__Excerpted records__.
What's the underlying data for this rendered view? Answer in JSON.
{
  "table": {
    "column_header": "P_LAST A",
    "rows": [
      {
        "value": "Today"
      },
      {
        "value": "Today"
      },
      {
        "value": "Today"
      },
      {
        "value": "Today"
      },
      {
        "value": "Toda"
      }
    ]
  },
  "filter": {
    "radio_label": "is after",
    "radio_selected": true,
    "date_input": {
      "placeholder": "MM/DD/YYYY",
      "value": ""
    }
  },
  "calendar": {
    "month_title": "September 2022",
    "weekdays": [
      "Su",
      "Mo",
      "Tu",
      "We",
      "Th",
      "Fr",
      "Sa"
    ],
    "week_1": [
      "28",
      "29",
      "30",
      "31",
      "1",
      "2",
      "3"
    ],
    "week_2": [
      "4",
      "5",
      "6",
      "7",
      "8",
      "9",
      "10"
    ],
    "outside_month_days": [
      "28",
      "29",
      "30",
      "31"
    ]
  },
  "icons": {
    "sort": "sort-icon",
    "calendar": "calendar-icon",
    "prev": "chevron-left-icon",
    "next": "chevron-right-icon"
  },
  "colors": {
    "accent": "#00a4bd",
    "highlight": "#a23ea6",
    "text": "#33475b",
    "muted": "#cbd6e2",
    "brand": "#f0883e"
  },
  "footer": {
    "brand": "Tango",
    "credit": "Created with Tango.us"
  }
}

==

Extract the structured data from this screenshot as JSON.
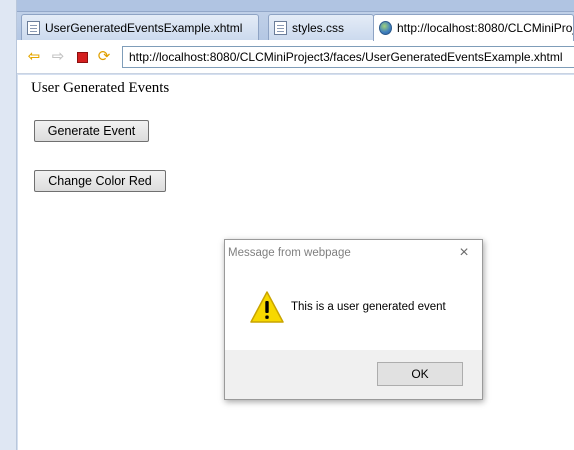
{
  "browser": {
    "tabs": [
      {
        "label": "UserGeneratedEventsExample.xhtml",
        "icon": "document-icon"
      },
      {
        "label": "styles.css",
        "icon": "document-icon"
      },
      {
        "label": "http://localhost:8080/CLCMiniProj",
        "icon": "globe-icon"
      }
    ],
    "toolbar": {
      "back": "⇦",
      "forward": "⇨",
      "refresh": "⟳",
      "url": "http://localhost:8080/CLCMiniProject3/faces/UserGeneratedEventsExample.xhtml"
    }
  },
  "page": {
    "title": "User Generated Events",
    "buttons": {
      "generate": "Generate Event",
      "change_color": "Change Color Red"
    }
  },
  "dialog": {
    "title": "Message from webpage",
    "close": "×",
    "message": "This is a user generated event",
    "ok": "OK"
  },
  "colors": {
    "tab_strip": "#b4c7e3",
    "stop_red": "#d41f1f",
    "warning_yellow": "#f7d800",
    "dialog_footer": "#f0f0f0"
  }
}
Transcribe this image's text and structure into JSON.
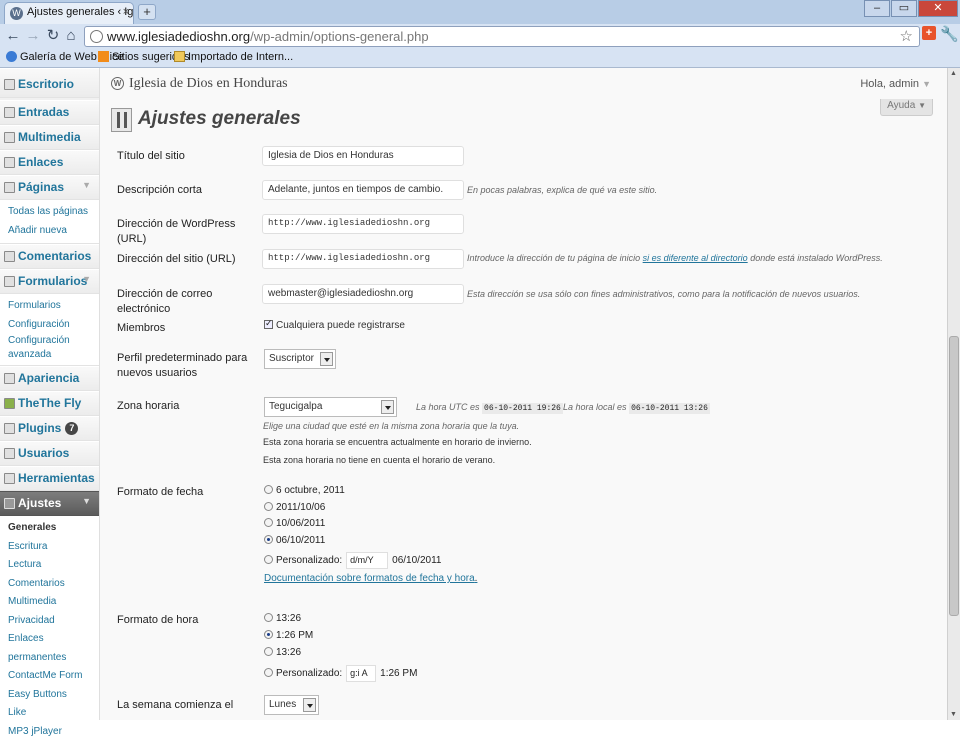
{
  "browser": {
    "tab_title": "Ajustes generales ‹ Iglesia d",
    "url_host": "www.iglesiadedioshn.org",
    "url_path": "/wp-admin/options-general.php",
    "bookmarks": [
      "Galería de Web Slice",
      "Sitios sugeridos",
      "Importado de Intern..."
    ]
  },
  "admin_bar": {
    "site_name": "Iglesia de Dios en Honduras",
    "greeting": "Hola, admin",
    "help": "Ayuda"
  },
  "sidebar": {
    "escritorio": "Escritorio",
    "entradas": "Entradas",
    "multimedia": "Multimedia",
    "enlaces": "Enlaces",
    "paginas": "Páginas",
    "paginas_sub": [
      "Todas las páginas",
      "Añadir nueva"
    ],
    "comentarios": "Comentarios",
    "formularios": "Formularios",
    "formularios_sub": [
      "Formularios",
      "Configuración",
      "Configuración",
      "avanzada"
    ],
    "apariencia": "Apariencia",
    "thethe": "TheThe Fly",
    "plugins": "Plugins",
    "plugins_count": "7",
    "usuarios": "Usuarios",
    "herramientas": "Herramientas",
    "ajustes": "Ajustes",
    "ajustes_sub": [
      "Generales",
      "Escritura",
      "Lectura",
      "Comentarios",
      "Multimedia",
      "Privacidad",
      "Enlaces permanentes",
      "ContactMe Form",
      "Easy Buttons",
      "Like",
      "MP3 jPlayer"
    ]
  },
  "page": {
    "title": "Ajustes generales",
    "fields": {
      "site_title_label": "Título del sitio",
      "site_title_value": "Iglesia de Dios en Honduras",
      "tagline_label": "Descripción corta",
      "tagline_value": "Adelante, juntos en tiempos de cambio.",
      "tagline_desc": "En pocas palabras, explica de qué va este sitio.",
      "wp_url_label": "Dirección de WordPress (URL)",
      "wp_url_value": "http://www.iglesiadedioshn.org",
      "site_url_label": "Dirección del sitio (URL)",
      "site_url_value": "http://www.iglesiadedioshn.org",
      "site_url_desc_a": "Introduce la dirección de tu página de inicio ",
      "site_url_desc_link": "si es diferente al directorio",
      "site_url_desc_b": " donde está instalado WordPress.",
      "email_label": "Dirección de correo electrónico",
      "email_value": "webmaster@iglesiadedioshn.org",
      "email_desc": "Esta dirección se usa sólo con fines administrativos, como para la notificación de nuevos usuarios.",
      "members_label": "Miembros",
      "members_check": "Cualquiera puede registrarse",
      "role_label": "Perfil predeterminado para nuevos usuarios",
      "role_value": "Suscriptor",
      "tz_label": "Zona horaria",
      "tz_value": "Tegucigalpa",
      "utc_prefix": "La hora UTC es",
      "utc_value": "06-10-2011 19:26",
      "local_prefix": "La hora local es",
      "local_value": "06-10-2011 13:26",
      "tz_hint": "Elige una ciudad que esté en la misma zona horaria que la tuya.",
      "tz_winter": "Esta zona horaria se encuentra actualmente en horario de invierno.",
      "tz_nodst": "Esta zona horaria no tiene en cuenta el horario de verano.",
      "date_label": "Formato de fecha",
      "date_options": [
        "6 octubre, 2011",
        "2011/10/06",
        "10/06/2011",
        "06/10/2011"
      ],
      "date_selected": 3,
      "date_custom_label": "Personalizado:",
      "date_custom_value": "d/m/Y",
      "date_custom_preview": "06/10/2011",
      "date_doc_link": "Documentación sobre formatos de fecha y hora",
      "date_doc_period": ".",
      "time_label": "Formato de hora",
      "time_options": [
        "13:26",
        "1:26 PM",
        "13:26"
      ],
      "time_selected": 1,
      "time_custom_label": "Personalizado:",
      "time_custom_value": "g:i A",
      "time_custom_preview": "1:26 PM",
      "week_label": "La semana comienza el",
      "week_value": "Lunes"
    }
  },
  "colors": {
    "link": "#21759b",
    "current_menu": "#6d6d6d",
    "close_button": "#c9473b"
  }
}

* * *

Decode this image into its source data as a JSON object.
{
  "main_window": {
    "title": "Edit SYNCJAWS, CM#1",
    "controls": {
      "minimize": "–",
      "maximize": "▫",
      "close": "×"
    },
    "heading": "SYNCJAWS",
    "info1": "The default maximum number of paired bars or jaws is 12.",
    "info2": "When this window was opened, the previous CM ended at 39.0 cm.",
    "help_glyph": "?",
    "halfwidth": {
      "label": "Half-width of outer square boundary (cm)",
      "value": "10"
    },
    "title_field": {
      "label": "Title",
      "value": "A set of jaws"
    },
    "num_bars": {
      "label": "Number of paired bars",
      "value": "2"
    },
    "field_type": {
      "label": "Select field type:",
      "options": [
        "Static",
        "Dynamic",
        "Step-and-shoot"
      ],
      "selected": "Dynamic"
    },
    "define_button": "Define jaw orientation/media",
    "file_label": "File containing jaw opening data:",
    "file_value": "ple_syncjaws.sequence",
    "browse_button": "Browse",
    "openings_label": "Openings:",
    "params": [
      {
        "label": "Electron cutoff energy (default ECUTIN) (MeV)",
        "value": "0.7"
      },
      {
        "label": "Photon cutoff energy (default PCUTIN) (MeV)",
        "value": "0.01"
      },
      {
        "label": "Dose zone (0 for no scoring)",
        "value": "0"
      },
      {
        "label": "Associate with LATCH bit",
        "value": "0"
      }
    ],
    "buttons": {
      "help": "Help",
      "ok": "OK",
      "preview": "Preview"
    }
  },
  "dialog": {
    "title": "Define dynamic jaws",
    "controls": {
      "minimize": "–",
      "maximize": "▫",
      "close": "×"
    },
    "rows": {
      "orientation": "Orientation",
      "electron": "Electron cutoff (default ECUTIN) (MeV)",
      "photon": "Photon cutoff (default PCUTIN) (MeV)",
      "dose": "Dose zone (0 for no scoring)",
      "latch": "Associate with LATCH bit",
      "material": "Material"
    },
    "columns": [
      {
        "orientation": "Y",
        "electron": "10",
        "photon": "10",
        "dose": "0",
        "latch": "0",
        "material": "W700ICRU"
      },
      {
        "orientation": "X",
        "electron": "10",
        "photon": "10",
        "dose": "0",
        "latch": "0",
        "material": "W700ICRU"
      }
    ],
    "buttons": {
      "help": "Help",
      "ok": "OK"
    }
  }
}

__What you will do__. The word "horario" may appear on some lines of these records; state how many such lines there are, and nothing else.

__Output of the exercise__. 2